Overall, within non-core retail space, the West Ashley submarket absorbed 6,180 square feet, the East Cooper shops absorbed 2,362 square feet and North Charleston absorbed 2,047 square feet. No other non-core submarkets posted activity this quarter. Core retail submarkets posted both positive and negative activity throughout the submarkets virtually cancelling one another out, which likely means tenants moved from one market to another. The core markets which posted positive activity were North Charleston and West Ashley. According to Costar, there are currently 275,930 square feet of shopping center space under construction throughout the Charleston market; however, due to COVID-19 there may be temporary delays or altered plans in the next few quarters. The overall average rental rate for the remaining shop space availabilities ranged from $12.91 per square foot in the non-core Berkeley submarket to $29.00 per square foot in the Summerville submarket.

Market Forecast

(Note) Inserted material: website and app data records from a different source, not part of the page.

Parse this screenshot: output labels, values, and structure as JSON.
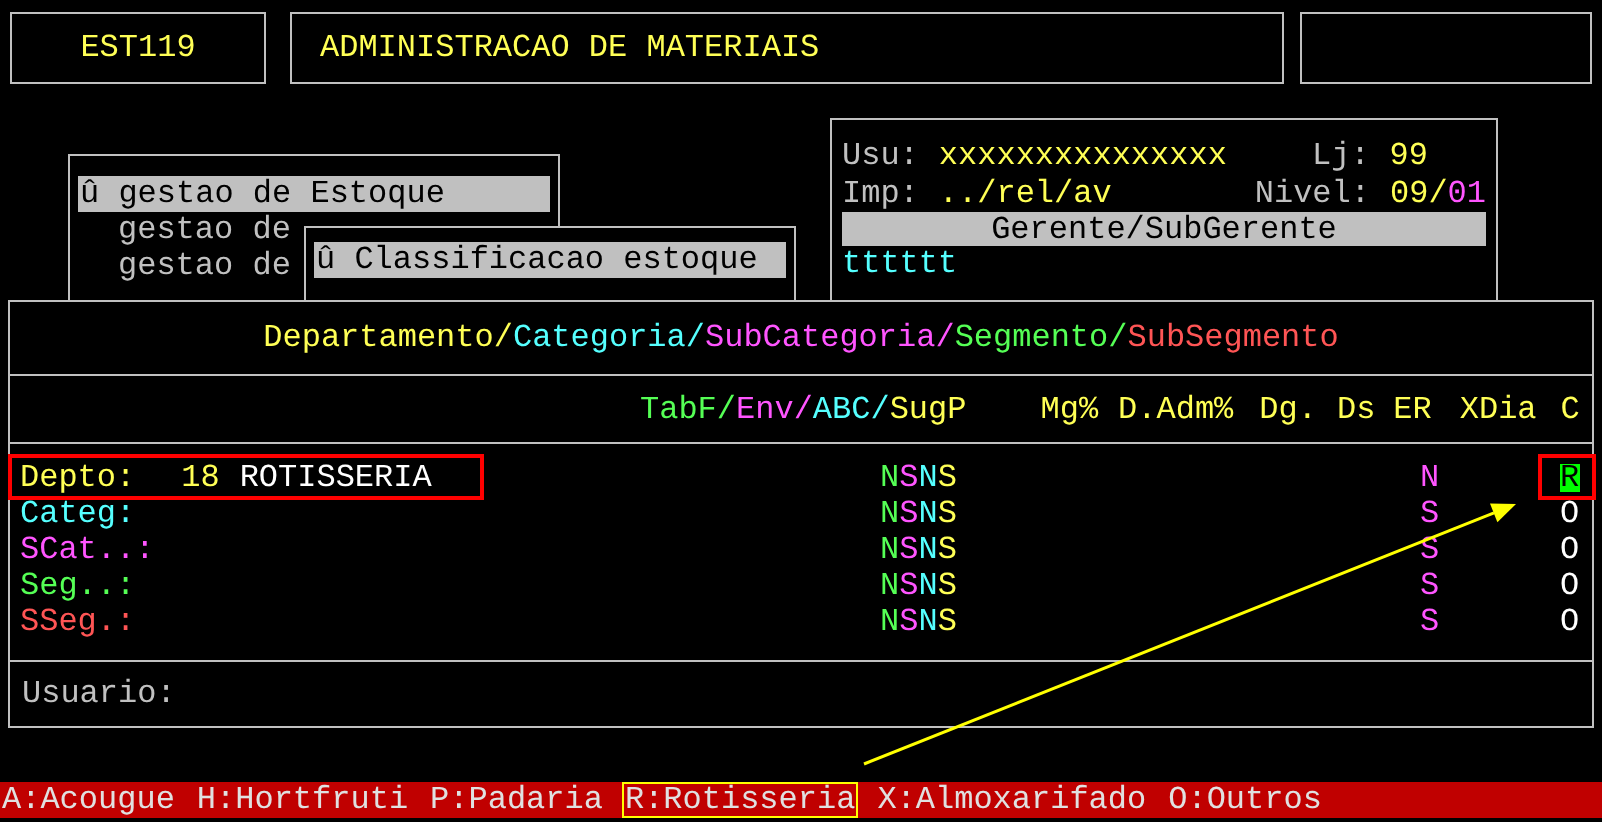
{
  "header": {
    "program_code": "EST119",
    "title": "ADMINISTRACAO DE MATERIAIS"
  },
  "menus": [
    {
      "items": [
        {
          "label": "û gestao de Estoque",
          "selected": true
        },
        {
          "label": "gestao de",
          "selected": false
        },
        {
          "label": "gestao de",
          "selected": false
        }
      ]
    },
    {
      "items": [
        {
          "label": "û Classificacao estoque",
          "selected": true
        }
      ]
    }
  ],
  "session": {
    "user_label": "Usu:",
    "user": "xxxxxxxxxxxxxxx",
    "store_label": "Lj:",
    "store": "99",
    "printer_label": "Imp:",
    "printer": "../rel/av",
    "nivel_label": "Nivel:",
    "nivel_parts": [
      {
        "text": "09/",
        "color": "#ffff55"
      },
      {
        "text": "01",
        "color": "#ff55ff"
      }
    ],
    "role": "Gerente/SubGerente",
    "terminal": "tttttt"
  },
  "panel": {
    "title_parts": [
      {
        "text": "Departamento/",
        "color": "#ffff55"
      },
      {
        "text": "Categoria/",
        "color": "#55ffff"
      },
      {
        "text": "SubCategoria/",
        "color": "#ff55ff"
      },
      {
        "text": "Segmento/",
        "color": "#55ff55"
      },
      {
        "text": "SubSegmento",
        "color": "#ff5555"
      }
    ],
    "flag_columns": [
      {
        "text": "TabF/",
        "color": "#55ff55"
      },
      {
        "text": "Env/",
        "color": "#ff55ff"
      },
      {
        "text": "ABC/",
        "color": "#55ffff"
      },
      {
        "text": "SugP",
        "color": "#ffff55"
      }
    ],
    "columns": [
      "Mg%",
      "D.Adm%",
      "Dg.",
      "Ds",
      "ER",
      "XDia",
      "C"
    ],
    "rows": [
      {
        "label": "Depto:",
        "color": "#ffff55",
        "code": "18",
        "name": "ROTISSERIA",
        "flags": "NSNS",
        "er": "N",
        "c": "R",
        "focused": true
      },
      {
        "label": "Categ:",
        "color": "#55ffff",
        "flags": "NSNS",
        "er": "S",
        "c": "O",
        "focused": false
      },
      {
        "label": "SCat..:",
        "color": "#ff55ff",
        "flags": "NSNS",
        "er": "S",
        "c": "O",
        "focused": false
      },
      {
        "label": "Seg..:",
        "color": "#55ff55",
        "flags": "NSNS",
        "er": "S",
        "c": "O",
        "focused": false
      },
      {
        "label": "SSeg.:",
        "color": "#ff5555",
        "flags": "NSNS",
        "er": "S",
        "c": "O",
        "focused": false
      }
    ],
    "user_label": "Usuario:"
  },
  "shortcuts": [
    {
      "label": "A:Acougue",
      "selected": false
    },
    {
      "label": "H:Hortfruti",
      "selected": false
    },
    {
      "label": "P:Padaria",
      "selected": false
    },
    {
      "label": "R:Rotisseria",
      "selected": true
    },
    {
      "label": "X:Almoxarifado",
      "selected": false
    },
    {
      "label": "O:Outros",
      "selected": false
    }
  ]
}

Charleston retail markets posted positive, but minimal market activity during the first quarter of 2020. Construction projects are expected to be delayed because of temporary business closings and set-backs related to COVID-19. Retailers were forced to alter their business structures to accommodate for quarantine restrictions. Retail rental rates are likely to drop somewhat in the next few quarters to accommodate for retail closures.

Consumer attitudes are geared toward supporting local businesses by continuing to order carry-out food and shopping via curbside pickup or delivery services. Market activity is expected to resume, and even possibly boom, when the quarantine regulations have been lifted. Many retailers will implement changes to the way business is conducted so consumers will feel safe when they are able to shop again. While there are predicted to be many changes occurring within the retail sector, the true effects of the Coronavirus will not be evident for several quarters.

A Note Regarding COVID-19 

As we publish this report, the U.S. and the world at large are facing a tremendous challenge, the scale of which is unprecedented in recent history. The spread of the novel Coronavirus (COVID-19) is significantly altering day-to-day life, impacting society, the economy and, by extension, commercial real estate.

The extent, length and severity of this pandemic is unknown and continues to evolve at a rapid pace. The scale of the impact and its timing varies between locations. To better understand trends and emerging adjustments, please subscribe to Colliers’ COVID-19 Knowledge Leader page for resources and recent updates.

For additional commercial real estate news, check out our market reports here.